Write out every line from the listing below where the string "JSON" is found.

--- EXTRACTED MATERIAL ---

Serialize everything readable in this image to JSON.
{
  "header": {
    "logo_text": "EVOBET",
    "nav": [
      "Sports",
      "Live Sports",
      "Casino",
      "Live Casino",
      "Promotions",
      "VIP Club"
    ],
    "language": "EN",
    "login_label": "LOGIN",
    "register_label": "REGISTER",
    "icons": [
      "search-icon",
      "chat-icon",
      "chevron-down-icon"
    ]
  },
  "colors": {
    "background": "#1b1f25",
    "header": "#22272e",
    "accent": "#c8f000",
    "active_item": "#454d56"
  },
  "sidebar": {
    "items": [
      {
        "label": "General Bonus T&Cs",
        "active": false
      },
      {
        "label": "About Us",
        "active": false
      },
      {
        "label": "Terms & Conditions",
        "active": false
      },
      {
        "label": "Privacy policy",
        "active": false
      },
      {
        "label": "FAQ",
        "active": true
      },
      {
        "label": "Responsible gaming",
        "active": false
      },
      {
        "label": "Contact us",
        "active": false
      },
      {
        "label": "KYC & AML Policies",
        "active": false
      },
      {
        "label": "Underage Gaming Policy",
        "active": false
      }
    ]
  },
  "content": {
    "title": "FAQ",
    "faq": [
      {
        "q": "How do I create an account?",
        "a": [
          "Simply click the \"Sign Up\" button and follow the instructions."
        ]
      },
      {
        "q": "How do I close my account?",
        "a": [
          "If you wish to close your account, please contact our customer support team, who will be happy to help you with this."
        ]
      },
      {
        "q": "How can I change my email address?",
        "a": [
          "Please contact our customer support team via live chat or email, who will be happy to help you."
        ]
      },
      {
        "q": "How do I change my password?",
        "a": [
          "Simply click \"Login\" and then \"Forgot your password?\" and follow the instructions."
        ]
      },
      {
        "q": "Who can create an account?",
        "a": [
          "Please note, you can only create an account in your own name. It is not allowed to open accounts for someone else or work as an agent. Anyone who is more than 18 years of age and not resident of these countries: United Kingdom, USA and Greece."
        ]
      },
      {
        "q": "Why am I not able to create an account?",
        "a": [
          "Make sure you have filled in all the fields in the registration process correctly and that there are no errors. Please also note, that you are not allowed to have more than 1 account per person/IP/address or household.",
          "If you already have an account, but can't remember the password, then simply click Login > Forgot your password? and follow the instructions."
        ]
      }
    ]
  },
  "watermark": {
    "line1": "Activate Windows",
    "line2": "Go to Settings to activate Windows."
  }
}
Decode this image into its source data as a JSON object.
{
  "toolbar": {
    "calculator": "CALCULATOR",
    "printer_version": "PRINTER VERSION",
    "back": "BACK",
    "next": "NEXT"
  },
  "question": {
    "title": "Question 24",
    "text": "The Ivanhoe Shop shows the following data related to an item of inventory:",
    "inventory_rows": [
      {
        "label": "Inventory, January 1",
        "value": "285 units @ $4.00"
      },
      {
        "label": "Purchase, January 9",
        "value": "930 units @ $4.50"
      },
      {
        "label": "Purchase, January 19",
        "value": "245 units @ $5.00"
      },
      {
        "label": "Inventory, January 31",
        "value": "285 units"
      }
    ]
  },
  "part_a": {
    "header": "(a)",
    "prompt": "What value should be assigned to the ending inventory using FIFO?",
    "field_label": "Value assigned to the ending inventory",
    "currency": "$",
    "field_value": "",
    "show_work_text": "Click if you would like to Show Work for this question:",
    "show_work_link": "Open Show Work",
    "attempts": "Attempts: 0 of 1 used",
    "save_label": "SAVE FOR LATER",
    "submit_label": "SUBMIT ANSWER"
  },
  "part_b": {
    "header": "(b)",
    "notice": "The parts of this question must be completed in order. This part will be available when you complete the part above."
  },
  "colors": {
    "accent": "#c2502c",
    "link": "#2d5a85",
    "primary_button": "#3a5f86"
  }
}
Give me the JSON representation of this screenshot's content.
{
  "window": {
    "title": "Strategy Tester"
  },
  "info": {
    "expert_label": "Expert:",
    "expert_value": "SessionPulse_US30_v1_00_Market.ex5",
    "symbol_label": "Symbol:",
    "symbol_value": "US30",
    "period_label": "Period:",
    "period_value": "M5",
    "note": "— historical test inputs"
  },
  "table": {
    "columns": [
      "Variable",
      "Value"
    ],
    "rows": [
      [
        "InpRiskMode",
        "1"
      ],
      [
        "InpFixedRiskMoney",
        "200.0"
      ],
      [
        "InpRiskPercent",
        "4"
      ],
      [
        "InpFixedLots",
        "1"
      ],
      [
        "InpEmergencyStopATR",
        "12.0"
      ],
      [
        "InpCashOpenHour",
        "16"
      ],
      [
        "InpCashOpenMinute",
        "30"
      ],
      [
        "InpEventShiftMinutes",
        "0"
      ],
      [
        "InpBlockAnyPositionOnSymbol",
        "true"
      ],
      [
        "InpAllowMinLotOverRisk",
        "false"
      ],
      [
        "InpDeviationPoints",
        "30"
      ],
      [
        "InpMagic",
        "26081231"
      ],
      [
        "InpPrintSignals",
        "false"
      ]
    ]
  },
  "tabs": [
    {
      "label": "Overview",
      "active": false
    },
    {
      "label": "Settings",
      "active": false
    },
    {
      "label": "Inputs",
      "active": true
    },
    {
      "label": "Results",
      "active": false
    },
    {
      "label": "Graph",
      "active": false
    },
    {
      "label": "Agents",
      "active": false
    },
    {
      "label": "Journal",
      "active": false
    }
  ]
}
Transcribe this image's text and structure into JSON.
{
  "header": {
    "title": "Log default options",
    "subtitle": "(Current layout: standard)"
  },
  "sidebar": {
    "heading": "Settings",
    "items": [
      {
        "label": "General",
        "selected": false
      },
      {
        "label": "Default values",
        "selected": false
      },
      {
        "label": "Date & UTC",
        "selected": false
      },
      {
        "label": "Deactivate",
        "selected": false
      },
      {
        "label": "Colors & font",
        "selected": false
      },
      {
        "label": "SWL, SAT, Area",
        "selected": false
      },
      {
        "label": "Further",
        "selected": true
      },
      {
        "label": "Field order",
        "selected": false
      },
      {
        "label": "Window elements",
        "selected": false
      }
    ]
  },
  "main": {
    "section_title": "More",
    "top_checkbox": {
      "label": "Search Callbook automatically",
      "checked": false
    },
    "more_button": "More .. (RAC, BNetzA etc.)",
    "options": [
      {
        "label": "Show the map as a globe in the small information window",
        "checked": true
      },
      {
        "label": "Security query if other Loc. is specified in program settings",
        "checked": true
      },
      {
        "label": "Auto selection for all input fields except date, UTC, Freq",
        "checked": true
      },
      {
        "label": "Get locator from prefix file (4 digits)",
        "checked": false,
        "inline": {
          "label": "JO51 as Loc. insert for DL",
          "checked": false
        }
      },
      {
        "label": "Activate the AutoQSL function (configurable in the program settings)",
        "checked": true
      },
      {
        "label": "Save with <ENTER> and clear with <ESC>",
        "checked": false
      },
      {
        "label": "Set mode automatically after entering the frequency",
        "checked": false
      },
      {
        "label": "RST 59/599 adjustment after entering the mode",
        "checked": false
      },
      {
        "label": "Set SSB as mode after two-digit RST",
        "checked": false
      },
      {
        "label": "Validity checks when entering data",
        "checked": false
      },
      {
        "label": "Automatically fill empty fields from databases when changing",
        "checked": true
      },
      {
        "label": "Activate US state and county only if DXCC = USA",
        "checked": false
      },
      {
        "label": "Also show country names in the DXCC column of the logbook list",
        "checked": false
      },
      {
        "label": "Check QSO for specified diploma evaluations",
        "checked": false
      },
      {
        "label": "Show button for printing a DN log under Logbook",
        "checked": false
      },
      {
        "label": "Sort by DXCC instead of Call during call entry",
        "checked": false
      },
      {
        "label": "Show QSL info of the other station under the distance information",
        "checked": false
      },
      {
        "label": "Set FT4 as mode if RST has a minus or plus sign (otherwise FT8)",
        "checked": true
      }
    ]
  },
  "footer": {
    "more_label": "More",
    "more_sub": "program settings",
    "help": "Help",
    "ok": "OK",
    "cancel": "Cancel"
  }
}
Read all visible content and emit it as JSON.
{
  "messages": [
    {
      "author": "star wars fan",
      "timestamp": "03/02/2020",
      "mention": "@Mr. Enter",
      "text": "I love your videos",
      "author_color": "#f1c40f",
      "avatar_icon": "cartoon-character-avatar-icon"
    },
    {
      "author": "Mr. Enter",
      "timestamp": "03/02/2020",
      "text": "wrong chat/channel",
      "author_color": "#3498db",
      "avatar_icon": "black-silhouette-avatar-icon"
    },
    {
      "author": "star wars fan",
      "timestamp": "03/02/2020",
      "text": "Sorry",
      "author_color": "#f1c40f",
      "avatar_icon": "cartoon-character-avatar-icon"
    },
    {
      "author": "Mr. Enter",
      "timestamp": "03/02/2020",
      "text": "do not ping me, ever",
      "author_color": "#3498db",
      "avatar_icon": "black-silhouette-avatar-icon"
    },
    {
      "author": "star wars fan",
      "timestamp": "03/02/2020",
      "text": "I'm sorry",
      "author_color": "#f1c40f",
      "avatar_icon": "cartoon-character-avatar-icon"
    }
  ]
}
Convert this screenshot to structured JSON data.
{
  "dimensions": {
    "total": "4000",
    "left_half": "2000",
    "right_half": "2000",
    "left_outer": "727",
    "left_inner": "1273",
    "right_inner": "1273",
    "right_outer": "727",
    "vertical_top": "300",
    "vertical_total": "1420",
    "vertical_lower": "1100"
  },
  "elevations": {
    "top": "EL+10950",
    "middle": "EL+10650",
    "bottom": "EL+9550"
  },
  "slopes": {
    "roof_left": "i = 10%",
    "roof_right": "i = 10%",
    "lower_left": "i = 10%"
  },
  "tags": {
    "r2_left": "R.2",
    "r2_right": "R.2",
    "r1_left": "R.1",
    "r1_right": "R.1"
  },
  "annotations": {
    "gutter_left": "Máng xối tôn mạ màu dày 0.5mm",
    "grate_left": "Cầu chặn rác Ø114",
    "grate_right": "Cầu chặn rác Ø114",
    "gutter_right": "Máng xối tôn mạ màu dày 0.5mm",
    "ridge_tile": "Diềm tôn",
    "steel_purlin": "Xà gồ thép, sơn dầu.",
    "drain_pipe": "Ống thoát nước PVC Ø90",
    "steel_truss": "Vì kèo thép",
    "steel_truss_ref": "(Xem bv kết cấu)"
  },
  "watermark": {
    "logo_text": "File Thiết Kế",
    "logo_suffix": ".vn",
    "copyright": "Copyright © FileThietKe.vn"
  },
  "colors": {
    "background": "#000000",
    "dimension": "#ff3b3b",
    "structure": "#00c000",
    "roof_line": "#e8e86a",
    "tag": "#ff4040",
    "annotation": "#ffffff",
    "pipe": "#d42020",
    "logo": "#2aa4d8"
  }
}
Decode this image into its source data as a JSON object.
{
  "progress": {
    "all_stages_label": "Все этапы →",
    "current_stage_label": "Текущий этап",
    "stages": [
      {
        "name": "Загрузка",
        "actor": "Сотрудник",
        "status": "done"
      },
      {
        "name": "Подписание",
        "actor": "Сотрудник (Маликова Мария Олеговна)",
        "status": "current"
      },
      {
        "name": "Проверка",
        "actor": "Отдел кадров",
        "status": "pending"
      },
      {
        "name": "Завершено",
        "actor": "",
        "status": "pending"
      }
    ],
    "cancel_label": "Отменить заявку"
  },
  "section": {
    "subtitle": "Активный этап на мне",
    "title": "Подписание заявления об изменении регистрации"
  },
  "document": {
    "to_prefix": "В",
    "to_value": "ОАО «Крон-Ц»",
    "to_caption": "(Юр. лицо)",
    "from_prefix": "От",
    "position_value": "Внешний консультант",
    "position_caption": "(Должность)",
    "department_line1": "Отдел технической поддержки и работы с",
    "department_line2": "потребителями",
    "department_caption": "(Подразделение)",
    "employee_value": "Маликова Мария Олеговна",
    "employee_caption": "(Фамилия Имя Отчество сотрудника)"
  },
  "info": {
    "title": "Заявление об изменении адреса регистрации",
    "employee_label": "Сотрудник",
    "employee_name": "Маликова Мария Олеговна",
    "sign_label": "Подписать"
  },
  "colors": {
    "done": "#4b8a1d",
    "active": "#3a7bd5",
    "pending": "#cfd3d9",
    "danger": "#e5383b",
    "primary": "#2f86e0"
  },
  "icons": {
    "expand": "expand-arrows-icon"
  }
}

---

* _RESULT FOR THIS TASK_
Serialize everything readable in this image to JSON.
Decode this image into its source data as a JSON object.
Give me the JSON representation of this screenshot's content.
Transcribe this image's text and structure into JSON.
Read all visible content and emit it as JSON.
Convert this screenshot to structured JSON data.
Decode this image into its source data as a JSON object.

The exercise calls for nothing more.